* _Problem description_
Restate all of the data below word for word.

* _Dataset_
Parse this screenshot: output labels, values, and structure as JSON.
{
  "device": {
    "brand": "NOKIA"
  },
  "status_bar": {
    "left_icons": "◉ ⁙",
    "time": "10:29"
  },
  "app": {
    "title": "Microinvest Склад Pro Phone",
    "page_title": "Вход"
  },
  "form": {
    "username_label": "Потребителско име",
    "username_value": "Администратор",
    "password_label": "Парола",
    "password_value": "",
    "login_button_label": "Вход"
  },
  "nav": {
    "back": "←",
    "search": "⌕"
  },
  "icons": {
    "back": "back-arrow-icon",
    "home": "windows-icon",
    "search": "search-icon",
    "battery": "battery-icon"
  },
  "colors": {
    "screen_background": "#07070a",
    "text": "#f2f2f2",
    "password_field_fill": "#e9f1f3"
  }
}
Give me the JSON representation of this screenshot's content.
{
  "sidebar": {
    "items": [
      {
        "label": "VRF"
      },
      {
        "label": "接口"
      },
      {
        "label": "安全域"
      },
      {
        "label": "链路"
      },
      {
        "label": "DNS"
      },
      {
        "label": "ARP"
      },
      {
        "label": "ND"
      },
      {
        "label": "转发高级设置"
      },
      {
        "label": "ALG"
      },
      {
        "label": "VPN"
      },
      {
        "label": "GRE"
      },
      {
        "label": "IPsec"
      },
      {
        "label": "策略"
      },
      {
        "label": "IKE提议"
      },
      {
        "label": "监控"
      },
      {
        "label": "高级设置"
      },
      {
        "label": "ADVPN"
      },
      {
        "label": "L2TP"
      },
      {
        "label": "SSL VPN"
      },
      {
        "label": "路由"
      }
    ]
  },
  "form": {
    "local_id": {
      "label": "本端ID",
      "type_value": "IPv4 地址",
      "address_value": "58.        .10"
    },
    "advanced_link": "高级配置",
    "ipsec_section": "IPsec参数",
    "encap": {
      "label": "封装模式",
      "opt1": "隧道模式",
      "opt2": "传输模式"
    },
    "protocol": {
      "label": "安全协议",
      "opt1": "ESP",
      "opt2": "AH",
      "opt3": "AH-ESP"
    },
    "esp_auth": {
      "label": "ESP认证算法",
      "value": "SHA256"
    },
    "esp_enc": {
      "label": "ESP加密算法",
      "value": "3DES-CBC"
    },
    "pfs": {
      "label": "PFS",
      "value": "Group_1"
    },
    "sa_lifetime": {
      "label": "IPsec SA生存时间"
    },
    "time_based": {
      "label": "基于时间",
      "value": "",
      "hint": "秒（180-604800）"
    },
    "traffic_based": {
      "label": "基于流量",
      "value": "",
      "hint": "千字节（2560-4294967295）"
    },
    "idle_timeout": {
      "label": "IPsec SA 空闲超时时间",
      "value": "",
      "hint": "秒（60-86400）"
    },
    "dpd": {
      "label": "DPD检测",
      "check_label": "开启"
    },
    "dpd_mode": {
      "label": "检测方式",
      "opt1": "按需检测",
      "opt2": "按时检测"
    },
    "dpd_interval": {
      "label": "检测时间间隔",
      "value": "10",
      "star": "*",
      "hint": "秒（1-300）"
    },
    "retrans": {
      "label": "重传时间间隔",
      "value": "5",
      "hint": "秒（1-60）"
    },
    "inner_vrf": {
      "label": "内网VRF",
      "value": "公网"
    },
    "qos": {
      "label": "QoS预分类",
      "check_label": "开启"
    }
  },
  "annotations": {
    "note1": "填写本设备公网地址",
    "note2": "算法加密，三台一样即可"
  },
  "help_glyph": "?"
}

* _Task response_
Parse this screenshot: output labels, values, and structure as JSON.
{
  "device": {
    "brand": "NOKIA"
  },
  "status_bar": {
    "left_icons": "◉ ⁙",
    "time": "10:29"
  },
  "app": {
    "title": "Microinvest Склад Pro Phone",
    "page_title": "Вход"
  },
  "form": {
    "username_label": "Потребителско име",
    "username_value": "Администратор",
    "password_label": "Парола",
    "password_value": "",
    "login_button_label": "Вход"
  },
  "nav": {
    "back": "←",
    "search": "⌕"
  },
  "icons": {
    "back": "back-arrow-icon",
    "home": "windows-icon",
    "search": "search-icon",
    "battery": "battery-icon"
  },
  "colors": {
    "screen_background": "#07070a",
    "text": "#f2f2f2",
    "password_field_fill": "#e9f1f3"
  }
}
Give me the JSON representation of this screenshot's content.
{
  "sidebar": {
    "items": [
      {
        "label": "VRF"
      },
      {
        "label": "接口"
      },
      {
        "label": "安全域"
      },
      {
        "label": "链路"
      },
      {
        "label": "DNS"
      },
      {
        "label": "ARP"
      },
      {
        "label": "ND"
      },
      {
        "label": "转发高级设置"
      },
      {
        "label": "ALG"
      },
      {
        "label": "VPN"
      },
      {
        "label": "GRE"
      },
      {
        "label": "IPsec"
      },
      {
        "label": "策略"
      },
      {
        "label": "IKE提议"
      },
      {
        "label": "监控"
      },
      {
        "label": "高级设置"
      },
      {
        "label": "ADVPN"
      },
      {
        "label": "L2TP"
      },
      {
        "label": "SSL VPN"
      },
      {
        "label": "路由"
      }
    ]
  },
  "form": {
    "local_id": {
      "label": "本端ID",
      "type_value": "IPv4 地址",
      "address_value": "58.        .10"
    },
    "advanced_link": "高级配置",
    "ipsec_section": "IPsec参数",
    "encap": {
      "label": "封装模式",
      "opt1": "隧道模式",
      "opt2": "传输模式"
    },
    "protocol": {
      "label": "安全协议",
      "opt1": "ESP",
      "opt2": "AH",
      "opt3": "AH-ESP"
    },
    "esp_auth": {
      "label": "ESP认证算法",
      "value": "SHA256"
    },
    "esp_enc": {
      "label": "ESP加密算法",
      "value": "3DES-CBC"
    },
    "pfs": {
      "label": "PFS",
      "value": "Group_1"
    },
    "sa_lifetime": {
      "label": "IPsec SA生存时间"
    },
    "time_based": {
      "label": "基于时间",
      "value": "",
      "hint": "秒（180-604800）"
    },
    "traffic_based": {
      "label": "基于流量",
      "value": "",
      "hint": "千字节（2560-4294967295）"
    },
    "idle_timeout": {
      "label": "IPsec SA 空闲超时时间",
      "value": "",
      "hint": "秒（60-86400）"
    },
    "dpd": {
      "label": "DPD检测",
      "check_label": "开启"
    },
    "dpd_mode": {
      "label": "检测方式",
      "opt1": "按需检测",
      "opt2": "按时检测"
    },
    "dpd_interval": {
      "label": "检测时间间隔",
      "value": "10",
      "star": "*",
      "hint": "秒（1-300）"
    },
    "retrans": {
      "label": "重传时间间隔",
      "value": "5",
      "hint": "秒（1-60）"
    },
    "inner_vrf": {
      "label": "内网VRF",
      "value": "公网"
    },
    "qos": {
      "label": "QoS预分类",
      "check_label": "开启"
    }
  },
  "annotations": {
    "note1": "填写本设备公网地址",
    "note2": "算法加密，三台一样即可"
  },
  "help_glyph": "?"
}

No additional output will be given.